Sports lawyer Daniel Geey takes the example of the David Luiz transfer to explain how it makes it easier for both Paris Saint-Germain and Chelsea to comply with FFP.

Commission gives FFP clean bill of health

The European Commission has given Uefa's financial fair play (FFP) rules a clean bill of health, stating that they are compatible with EU competition law.    This might seem to be a surprising decision, given that many sports lawyers have argued that the rules are in conflict with competition law.   However, the Commission was extensively consulted about the rules.

Uefa may rain on City parade

Manchester City are odds on favourites to take the Barclays Premier League title today.  However, on Monday Uefa may spoil their parade by announcing the sanctions to be imposed on them for breaching financial fair play regulations.

City to be found guilty under FFP rules

Manchester City are to be found guilty under financial fair play rules this week and face either a heavy fine or a transfer embargo.   Much depends on how sponsorship of the club by Etihad is treated and whether it is regarded as a related party transaction.

Do Forest face a FFP challenge?

All reports relating to financial fair play and annual results need to come with a health warning as it is more likely that a legal challenge will be launched to the Football League's plans if they crack down hard on leading clubs.

Nottingham Forest have reported losses of £17m for the 2012/13 season compared with £12.2m for the previous season. Forest have made nine permanent signings since these accounts, in addition to four loan deals. With the associated transfer fees and wages involved, the losses over the current season are likely to have significantly increased

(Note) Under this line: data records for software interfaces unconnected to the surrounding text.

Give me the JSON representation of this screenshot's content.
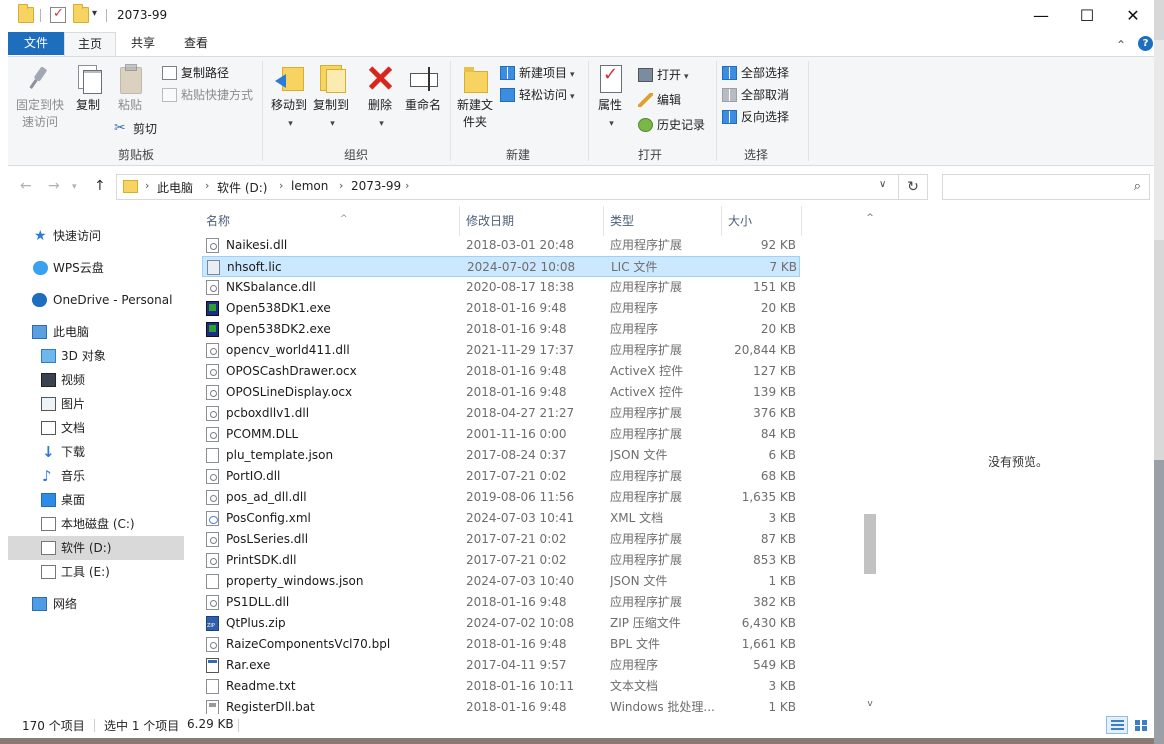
{
  "window": {
    "title": "2073-99",
    "buttons": {
      "minimize": "—",
      "maximize": "☐",
      "close": "✕"
    }
  },
  "tabs": [
    {
      "label": "文件"
    },
    {
      "label": "主页"
    },
    {
      "label": "共享"
    },
    {
      "label": "查看"
    }
  ],
  "tabrow_right": {
    "expand": "⌃"
  },
  "ribbon": {
    "clipboard": {
      "group": "剪贴板",
      "pin": "固定到快速访问",
      "copy": "复制",
      "paste": "粘贴",
      "copy_path": "复制路径",
      "paste_shortcut": "粘贴快捷方式",
      "cut": "剪切"
    },
    "organize": {
      "group": "组织",
      "move_to": "移动到",
      "copy_to": "复制到",
      "delete": "删除",
      "rename": "重命名"
    },
    "new": {
      "group": "新建",
      "new_folder": "新建文件夹",
      "new_item": "新建项目",
      "easy_access": "轻松访问"
    },
    "open": {
      "group": "打开",
      "properties": "属性",
      "open": "打开",
      "edit": "编辑",
      "history": "历史记录"
    },
    "select": {
      "group": "选择",
      "select_all": "全部选择",
      "select_none": "全部取消",
      "invert": "反向选择"
    }
  },
  "address": {
    "crumbs": [
      "此电脑",
      "软件 (D:)",
      "lemon",
      "2073-99"
    ],
    "search_placeholder": ""
  },
  "nav": {
    "quick_access": "快速访问",
    "wps": "WPS云盘",
    "onedrive": "OneDrive - Personal",
    "this_pc": "此电脑",
    "objects3d": "3D 对象",
    "videos": "视频",
    "pictures": "图片",
    "documents": "文档",
    "downloads": "下载",
    "music": "音乐",
    "desktop": "桌面",
    "drive_c": "本地磁盘 (C:)",
    "drive_d": "软件 (D:)",
    "drive_e": "工具 (E:)",
    "network": "网络"
  },
  "columns": {
    "name": "名称",
    "date": "修改日期",
    "type": "类型",
    "size": "大小"
  },
  "files": [
    {
      "name": "Naikesi.dll",
      "date": "2018-03-01 20:48",
      "type": "应用程序扩展",
      "size": "92 KB",
      "icon": "dll"
    },
    {
      "name": "nhsoft.lic",
      "date": "2024-07-02 10:08",
      "type": "LIC 文件",
      "size": "7 KB",
      "icon": "lic",
      "selected": true
    },
    {
      "name": "NKSbalance.dll",
      "date": "2020-08-17 18:38",
      "type": "应用程序扩展",
      "size": "151 KB",
      "icon": "dll"
    },
    {
      "name": "Open538DK1.exe",
      "date": "2018-01-16 9:48",
      "type": "应用程序",
      "size": "20 KB",
      "icon": "exe"
    },
    {
      "name": "Open538DK2.exe",
      "date": "2018-01-16 9:48",
      "type": "应用程序",
      "size": "20 KB",
      "icon": "exe"
    },
    {
      "name": "opencv_world411.dll",
      "date": "2021-11-29 17:37",
      "type": "应用程序扩展",
      "size": "20,844 KB",
      "icon": "dll"
    },
    {
      "name": "OPOSCashDrawer.ocx",
      "date": "2018-01-16 9:48",
      "type": "ActiveX 控件",
      "size": "127 KB",
      "icon": "dll"
    },
    {
      "name": "OPOSLineDisplay.ocx",
      "date": "2018-01-16 9:48",
      "type": "ActiveX 控件",
      "size": "139 KB",
      "icon": "dll"
    },
    {
      "name": "pcboxdllv1.dll",
      "date": "2018-04-27 21:27",
      "type": "应用程序扩展",
      "size": "376 KB",
      "icon": "dll"
    },
    {
      "name": "PCOMM.DLL",
      "date": "2001-11-16 0:00",
      "type": "应用程序扩展",
      "size": "84 KB",
      "icon": "dll"
    },
    {
      "name": "plu_template.json",
      "date": "2017-08-24 0:37",
      "type": "JSON 文件",
      "size": "6 KB",
      "icon": "doc"
    },
    {
      "name": "PortIO.dll",
      "date": "2017-07-21 0:02",
      "type": "应用程序扩展",
      "size": "68 KB",
      "icon": "dll"
    },
    {
      "name": "pos_ad_dll.dll",
      "date": "2019-08-06 11:56",
      "type": "应用程序扩展",
      "size": "1,635 KB",
      "icon": "dll"
    },
    {
      "name": "PosConfig.xml",
      "date": "2024-07-03 10:41",
      "type": "XML 文档",
      "size": "3 KB",
      "icon": "xml"
    },
    {
      "name": "PosLSeries.dll",
      "date": "2017-07-21 0:02",
      "type": "应用程序扩展",
      "size": "87 KB",
      "icon": "dll"
    },
    {
      "name": "PrintSDK.dll",
      "date": "2017-07-21 0:02",
      "type": "应用程序扩展",
      "size": "853 KB",
      "icon": "dll"
    },
    {
      "name": "property_windows.json",
      "date": "2024-07-03 10:40",
      "type": "JSON 文件",
      "size": "1 KB",
      "icon": "doc"
    },
    {
      "name": "PS1DLL.dll",
      "date": "2018-01-16 9:48",
      "type": "应用程序扩展",
      "size": "382 KB",
      "icon": "dll"
    },
    {
      "name": "QtPlus.zip",
      "date": "2024-07-02 10:08",
      "type": "ZIP 压缩文件",
      "size": "6,430 KB",
      "icon": "zip"
    },
    {
      "name": "RaizeComponentsVcl70.bpl",
      "date": "2018-01-16 9:48",
      "type": "BPL 文件",
      "size": "1,661 KB",
      "icon": "dll"
    },
    {
      "name": "Rar.exe",
      "date": "2017-04-11 9:57",
      "type": "应用程序",
      "size": "549 KB",
      "icon": "app"
    },
    {
      "name": "Readme.txt",
      "date": "2018-01-16 10:11",
      "type": "文本文档",
      "size": "3 KB",
      "icon": "doc"
    },
    {
      "name": "RegisterDll.bat",
      "date": "2018-01-16 9:48",
      "type": "Windows 批处理...",
      "size": "1 KB",
      "icon": "bat"
    }
  ],
  "preview": {
    "message": "没有预览。"
  },
  "status": {
    "item_count": "170 个项目",
    "selected": "选中 1 个项目",
    "selected_size": "6.29 KB"
  }
}
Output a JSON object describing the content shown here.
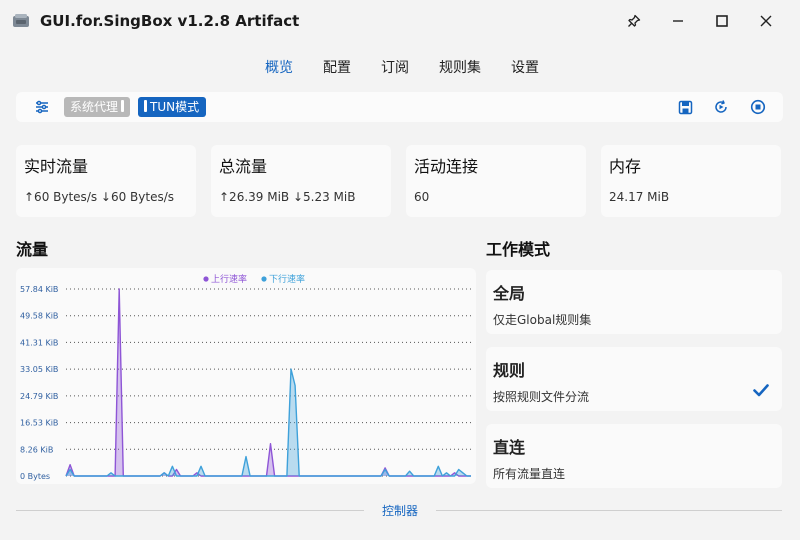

Uefa investigating 76 clubs under financial fair play

UEFA is investigating 76 unidentified Champions League and Europa League clubs for potentially breaking the Financial Fair Play rules designed to curb excessive spending. Chelsea are thought not to be under investigation, but Manchester City are.

The first sanctions against clubs will be announced in April, UEFA announced today. Clubs involved in more serious cases will also be identified then, with UEFA setting a June deadline to publish verdicts ahead of the qualifying round draws for next season's competitions.

Threat to Financial Fair Play

We have argued for some time that the financial fair play schemes at both Uefa and domestic competition levels are based on shaky legal foundations and were open to challenge in the courts. Sports lawyers like Daniel Geey have drawn attention to how complex the rules are and open to different interpretations which of themselves give grounds for a challenge.

Uefa become ingenious on FFP punishments

It is well established that Uefa's financial fair play (FFP) rules are both very complex and open to the interpretation that the football governing body wants to put on them. Hence, there is plenty of scope for any punished club to challenge them in court, particularly if the punishment was as onerous as exclusion from the Champions League.